            Electricity from a small FF generator is way more expensive than what I get off my panels, and selling it it stupid. What I was saying is that IF i disconnect, I will need some backup for the other 5% of the time. A FF generator can fill that gap, but it is expensive ($0.50/kWh or more) on a small scale.

          • Charles

            So you would size your solar/battery system for your typical summer generation then? Which means over winter, that’s a lot of diesel at 0.50c/kWh.

          • Mike Dill

            I expect to size for my PV array for normal winter months, assuming that there are days when the sun does not shine and I need a backup. ‘Extra’ summer electricity can run my pool pump longer and dump into my NG water tank. Worst case, I leave my lights on all night or do something else to ‘dump’ the excess production in the summer.

            Extra PV is cheaper than generator power. What would you suggest doing with the extra power?

          • Charles

            “What would you suggest doing with the extra power?”

            Well, that’s why I’ve been recommending staying grid connected.

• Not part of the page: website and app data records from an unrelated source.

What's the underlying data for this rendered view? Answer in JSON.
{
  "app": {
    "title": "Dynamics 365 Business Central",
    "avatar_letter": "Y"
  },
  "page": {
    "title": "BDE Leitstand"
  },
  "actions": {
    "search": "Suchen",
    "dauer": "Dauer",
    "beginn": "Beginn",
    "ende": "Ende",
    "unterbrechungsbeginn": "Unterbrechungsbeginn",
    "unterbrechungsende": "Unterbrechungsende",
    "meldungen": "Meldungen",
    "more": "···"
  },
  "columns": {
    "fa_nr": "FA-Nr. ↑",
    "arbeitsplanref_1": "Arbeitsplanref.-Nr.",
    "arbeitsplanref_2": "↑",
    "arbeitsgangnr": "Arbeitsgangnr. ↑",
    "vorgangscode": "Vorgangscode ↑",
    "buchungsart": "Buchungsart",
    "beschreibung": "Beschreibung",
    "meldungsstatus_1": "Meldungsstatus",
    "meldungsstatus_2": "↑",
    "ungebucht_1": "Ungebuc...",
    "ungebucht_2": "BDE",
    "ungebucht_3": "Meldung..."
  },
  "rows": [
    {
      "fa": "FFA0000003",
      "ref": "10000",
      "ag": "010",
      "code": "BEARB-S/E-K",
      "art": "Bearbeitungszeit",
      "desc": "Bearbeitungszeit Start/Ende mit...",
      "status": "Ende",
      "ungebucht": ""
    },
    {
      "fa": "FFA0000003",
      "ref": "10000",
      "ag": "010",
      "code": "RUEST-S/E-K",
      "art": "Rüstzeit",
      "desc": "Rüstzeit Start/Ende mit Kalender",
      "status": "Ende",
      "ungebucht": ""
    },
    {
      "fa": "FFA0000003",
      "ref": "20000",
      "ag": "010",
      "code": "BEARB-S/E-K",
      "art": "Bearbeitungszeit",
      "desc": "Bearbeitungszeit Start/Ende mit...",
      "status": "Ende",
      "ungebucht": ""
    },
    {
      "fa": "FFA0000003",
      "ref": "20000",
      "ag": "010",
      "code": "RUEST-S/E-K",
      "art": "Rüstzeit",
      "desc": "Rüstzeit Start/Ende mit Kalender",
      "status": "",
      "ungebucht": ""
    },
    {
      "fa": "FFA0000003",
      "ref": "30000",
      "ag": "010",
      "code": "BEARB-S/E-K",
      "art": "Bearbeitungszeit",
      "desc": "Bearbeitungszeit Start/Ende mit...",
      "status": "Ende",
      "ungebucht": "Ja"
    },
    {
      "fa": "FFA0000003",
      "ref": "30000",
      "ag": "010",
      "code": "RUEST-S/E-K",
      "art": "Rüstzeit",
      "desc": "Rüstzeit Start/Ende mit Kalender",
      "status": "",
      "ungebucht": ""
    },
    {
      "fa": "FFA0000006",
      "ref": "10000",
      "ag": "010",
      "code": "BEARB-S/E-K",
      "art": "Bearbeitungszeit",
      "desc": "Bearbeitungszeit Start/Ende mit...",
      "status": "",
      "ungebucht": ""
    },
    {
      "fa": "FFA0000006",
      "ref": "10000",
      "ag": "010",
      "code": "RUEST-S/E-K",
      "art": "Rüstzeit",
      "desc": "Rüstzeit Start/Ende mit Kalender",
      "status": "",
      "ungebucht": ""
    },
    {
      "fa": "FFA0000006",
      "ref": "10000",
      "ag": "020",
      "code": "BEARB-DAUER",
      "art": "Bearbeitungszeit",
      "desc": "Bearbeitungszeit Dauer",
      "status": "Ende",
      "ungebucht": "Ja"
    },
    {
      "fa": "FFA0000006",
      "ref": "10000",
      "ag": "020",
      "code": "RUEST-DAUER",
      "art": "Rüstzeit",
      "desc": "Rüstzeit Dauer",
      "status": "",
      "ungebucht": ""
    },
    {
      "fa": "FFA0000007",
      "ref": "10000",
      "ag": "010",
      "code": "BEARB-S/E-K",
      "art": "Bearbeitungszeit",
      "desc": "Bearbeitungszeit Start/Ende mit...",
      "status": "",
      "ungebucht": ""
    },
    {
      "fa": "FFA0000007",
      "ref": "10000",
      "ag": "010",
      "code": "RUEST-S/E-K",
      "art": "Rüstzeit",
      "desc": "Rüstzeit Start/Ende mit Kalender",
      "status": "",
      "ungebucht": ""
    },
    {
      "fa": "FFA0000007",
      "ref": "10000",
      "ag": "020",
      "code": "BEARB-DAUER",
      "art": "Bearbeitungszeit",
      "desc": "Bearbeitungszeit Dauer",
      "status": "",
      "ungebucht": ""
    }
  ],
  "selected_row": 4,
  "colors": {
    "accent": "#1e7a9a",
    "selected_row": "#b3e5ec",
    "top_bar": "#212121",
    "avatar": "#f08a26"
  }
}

If you are anything like me, enough solar to get through winter will mean you will be generating 5x the amount your house needs in summer. With that much excess, even the lowest feed-in tariff is going to make you more than your connection fees.

        • Tosh Szatow

          I am suggesting the 80kWh battery in your car would be the back up. Starting with a full charge, you could do a 300km round trip and still come home with 20kWh+ without charging during the day.

  • Richard

    Yes, the best way for many people to go off grid will be to buy an electric
    car which can supply power to your home. Combine that with home
    batteries and solar roof and a smart system that keeps you out of
    trouble and adapts to individual circumstances, then bobs your uncle, bye
    bye grid.
    Tesla has been all over this for ages.
    The down side is, the grid will collapse in a lot of places.
    Either requiring lots of generators or a government owned and maintained grid requiring increased taxes to pay for.